The new work requirements haven’t reduced the number or percentage of Americans in poverty. They’ve just moved poor people from being unemployed and impoverished to being employed and impoverished. 

While poverty declined in the early years of welfare reform when the economy boomed and jobs were plentiful, it began growing in 2000. By 2012 it exceeded its level in 1996, when welfare ended. At the same time, the ranks of the non-working rich have been swelling. America’s legendary “self-made” men and women are fast being replaced by wealthy heirs. 

Six of today’s 10 wealthiest Americans are heirs to prominent fortunes. The Walmart heirs alone have more wealth than the bottom 40 percent of Americans combined.

Americans who became enormously wealthy over the last three decades are now busily transferring that wealth to their children and grand children.

The nation is on the cusp of the largest inter-generational transfer of wealth in history. A study from the Boston College Center on Wealth and Philanthropy projects a total of $59 trillion passed down to heirs between 2007 and 2061.

[snip]

Revealed: nearly all new diesel cars exceed official pollution limits

“Revealed: nearly all new diesel cars exceed official pollution limits”
Health experts lambast ‘deceitful’ carmakers as data suggests 97% of vehicles fail to meet NOx emissions standards in real-world conditions
By Damian Carrington, Gwyn Topham and Peter Walker
Apr 23 2016
<http://www.theguardian.com/business/2016/apr/23/diesel-cars-pollution-limits-nox-emissions>

Ninety-seven percent of all modern diesel cars emit more toxic nitrogen oxide (NOx) pollution on the road than the official limit, according to the most comprehensive set of data yet published, with a quarter producing at least six times more than the limit.

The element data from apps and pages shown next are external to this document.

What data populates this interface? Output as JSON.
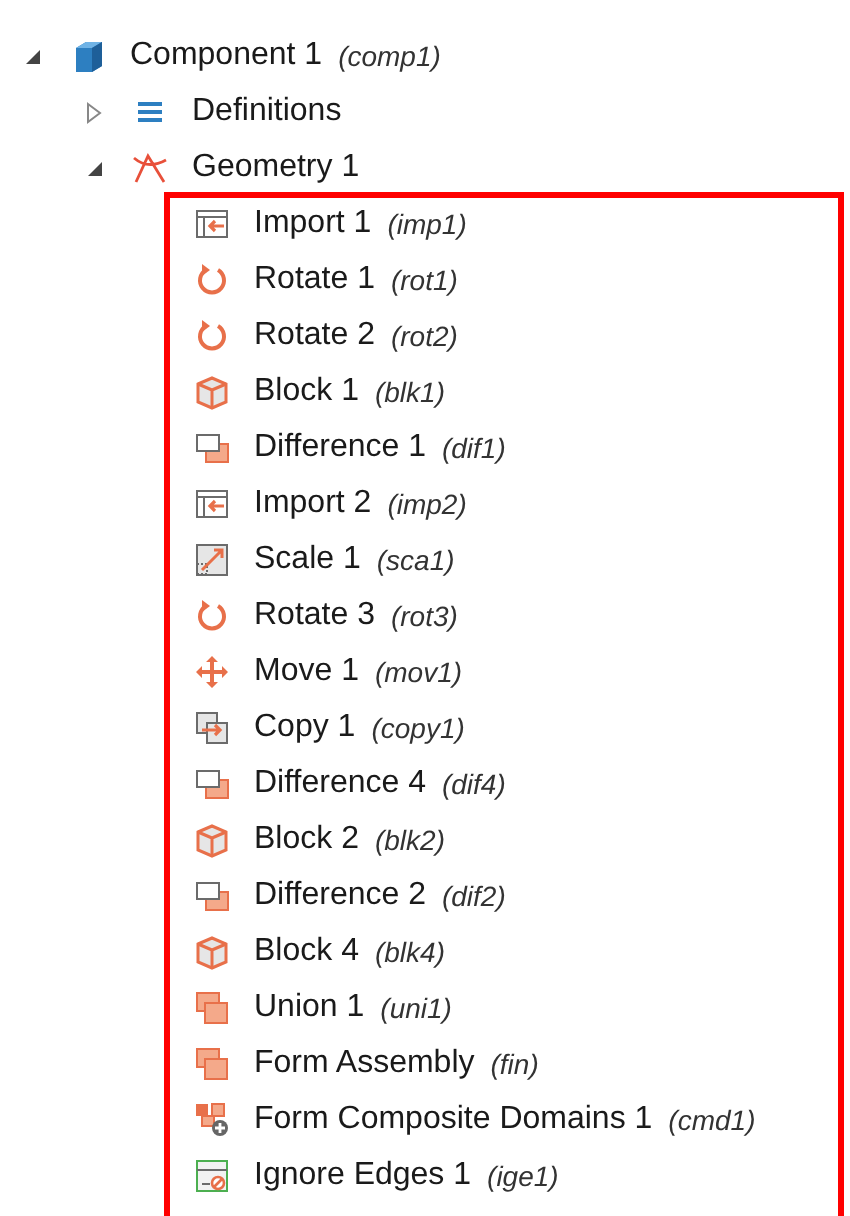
{
  "tree": [
    {
      "label": "Component 1",
      "tag": "(comp1)",
      "kind": "component",
      "expanded": true,
      "children": [
        {
          "label": "Definitions",
          "kind": "definitions",
          "expanded": false
        },
        {
          "label": "Geometry 1",
          "kind": "geometry",
          "expanded": true,
          "children": [
            {
              "label": "Import 1",
              "tag": "(imp1)",
              "kind": "import"
            },
            {
              "label": "Rotate 1",
              "tag": "(rot1)",
              "kind": "rotate"
            },
            {
              "label": "Rotate 2",
              "tag": "(rot2)",
              "kind": "rotate"
            },
            {
              "label": "Block 1",
              "tag": "(blk1)",
              "kind": "block"
            },
            {
              "label": "Difference 1",
              "tag": "(dif1)",
              "kind": "difference"
            },
            {
              "label": "Import 2",
              "tag": "(imp2)",
              "kind": "import"
            },
            {
              "label": "Scale 1",
              "tag": "(sca1)",
              "kind": "scale"
            },
            {
              "label": "Rotate 3",
              "tag": "(rot3)",
              "kind": "rotate"
            },
            {
              "label": "Move 1",
              "tag": "(mov1)",
              "kind": "move"
            },
            {
              "label": "Copy 1",
              "tag": "(copy1)",
              "kind": "copy"
            },
            {
              "label": "Difference 4",
              "tag": "(dif4)",
              "kind": "difference"
            },
            {
              "label": "Block 2",
              "tag": "(blk2)",
              "kind": "block"
            },
            {
              "label": "Difference 2",
              "tag": "(dif2)",
              "kind": "difference"
            },
            {
              "label": "Block 4",
              "tag": "(blk4)",
              "kind": "block"
            },
            {
              "label": "Union 1",
              "tag": "(uni1)",
              "kind": "union"
            },
            {
              "label": "Form Assembly",
              "tag": "(fin)",
              "kind": "union"
            },
            {
              "label": "Form Composite Domains 1",
              "tag": "(cmd1)",
              "kind": "composite"
            },
            {
              "label": "Ignore Edges 1",
              "tag": "(ige1)",
              "kind": "ignore"
            }
          ]
        }
      ]
    }
  ]
}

Surprisingly, the tiny number of models that did not exceed the standard were mostly Volkswagens, the carmaker whose cheating of diesel emissions tests which emerged last year sparked the scandal. Experts said the new results show that clean diesel cars can be made but that virtually all manufacturers have failed to do so.

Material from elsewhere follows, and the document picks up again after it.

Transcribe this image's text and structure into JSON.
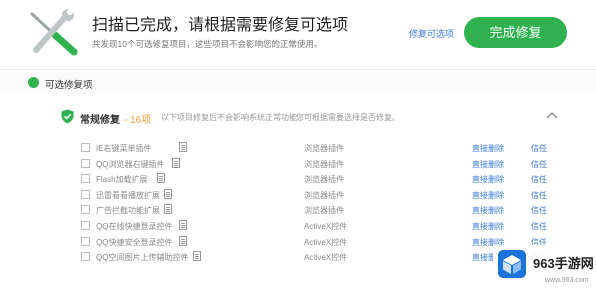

The new data, from testing industry leader Emissions Analytics (EA), follows the publication this week by the Department for Transport of emissions results for 37 vehicles, all of which emitted more NOx on the road than the official limit. But the new data covers more than 250 vehicles in more stringently standardised road conditions. EA found that just one of 201 Euro 5 diesels, the EU standard from 2009, did not exceed the limit, while only seven of 62 Euro 6 diesels, the stricter standard since 2014, did so.

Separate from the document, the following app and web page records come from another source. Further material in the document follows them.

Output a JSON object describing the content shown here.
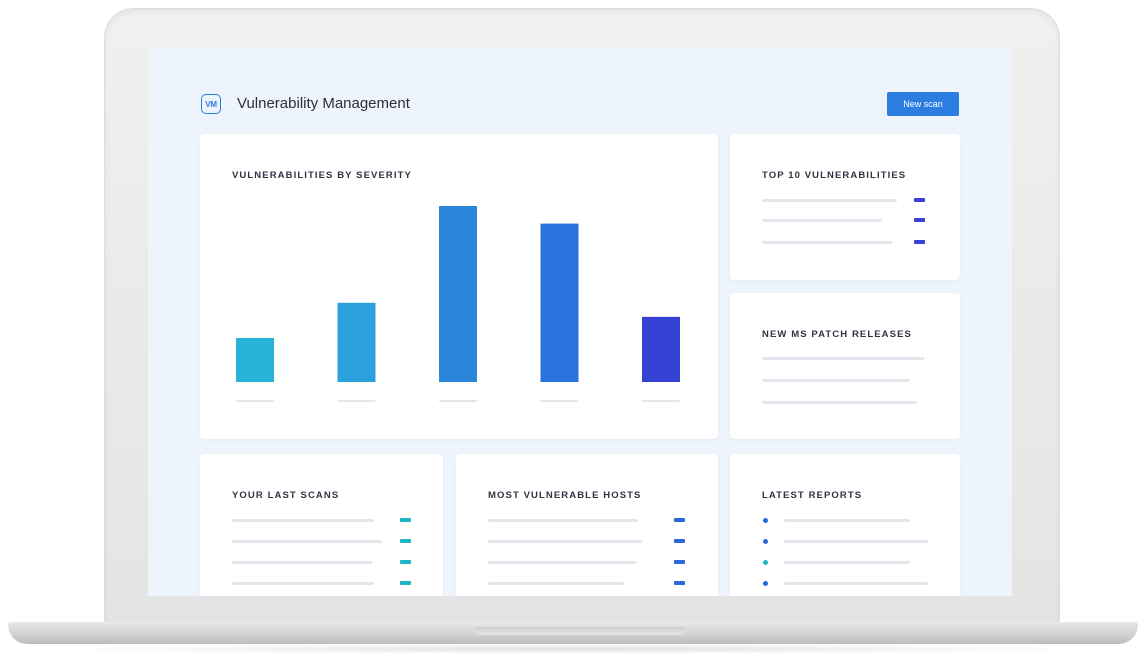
{
  "app": {
    "logo_text": "VM",
    "title": "Vulnerability Management",
    "new_scan_label": "New scan"
  },
  "colors": {
    "accent": "#2b7de0",
    "bar_series": [
      "#25b4d6",
      "#2aa0dc",
      "#2a86da",
      "#2b72dc",
      "#3341d4"
    ],
    "marker_cyan": "#1fb5c8",
    "marker_blue": "#2b68db",
    "marker_indigo": "#3a3fd6"
  },
  "icons": {
    "logo": "vm-logo-icon"
  },
  "cards": {
    "severity": {
      "title": "VULNERABILITIES BY SEVERITY"
    },
    "top10": {
      "title": "TOP 10 VULNERABILITIES",
      "row_count": 3
    },
    "ms_patch": {
      "title": "NEW MS PATCH RELEASES",
      "row_count": 3
    },
    "last_scans": {
      "title": "YOUR LAST SCANS",
      "row_count": 4
    },
    "hosts": {
      "title": "MOST VULNERABLE HOSTS",
      "row_count": 4
    },
    "reports": {
      "title": "LATEST REPORTS",
      "row_count": 4
    }
  },
  "chart_data": {
    "type": "bar",
    "title": "VULNERABILITIES BY SEVERITY",
    "categories": [
      "",
      "",
      "",
      "",
      ""
    ],
    "values": [
      25,
      45,
      100,
      90,
      37
    ],
    "ylim": [
      0,
      100
    ],
    "grid": false,
    "legend": "none"
  }
}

Diesel cars must meet an official EU limit for NOx but are only tested in a laboratory under fixed conditions. All vehicles sold pass this regulation but, when taken out on to real roads, almost all emit far more pollution. There is no suggestion that any of the cars tested broke the law on emissions limits or used any cheat devices.

Mayoral candidates in London, the city with the worst air quality in Britain, have seized on the DfT data to call for tighter controls on polluting traffic – including a ban on diesel cars.

An ultra-low emission zone in central London from 2020 will levy charges on all but the cleanest vehicles. The Conservative candidate, Zac Goldsmith, said he would be immediately consulting on a more stringent zone which could be extended to outer boroughs. “Londoners are seeing their lives cut short because of the misleading emissions produced by some of the world’s biggest and most respected car brands.”

Goldsmith added that as mayor he would issue public smog alerts to give accurate information on air quality.

Caroline Pidgeon, the Lib Dem mayoral candidate, said: “The figures are exactly the reason why we need to speed up the introduction of the ultra-low emission zone so that it starts in 2018. Ultimately we will need to ban diesel vehicles from much of London and we need a mayor prepared to take these tough decisions and work with people to make these changes happen.”

NOx is at illegally high levels in many British cities and the government estimates this pollution is responsible for 23,500 premature deaths a year. The government lost a supreme court challenge in 2015 over the adequacy of its plans to tackle the crisis and is facing a fresh challenge over its new strategy.

[snip]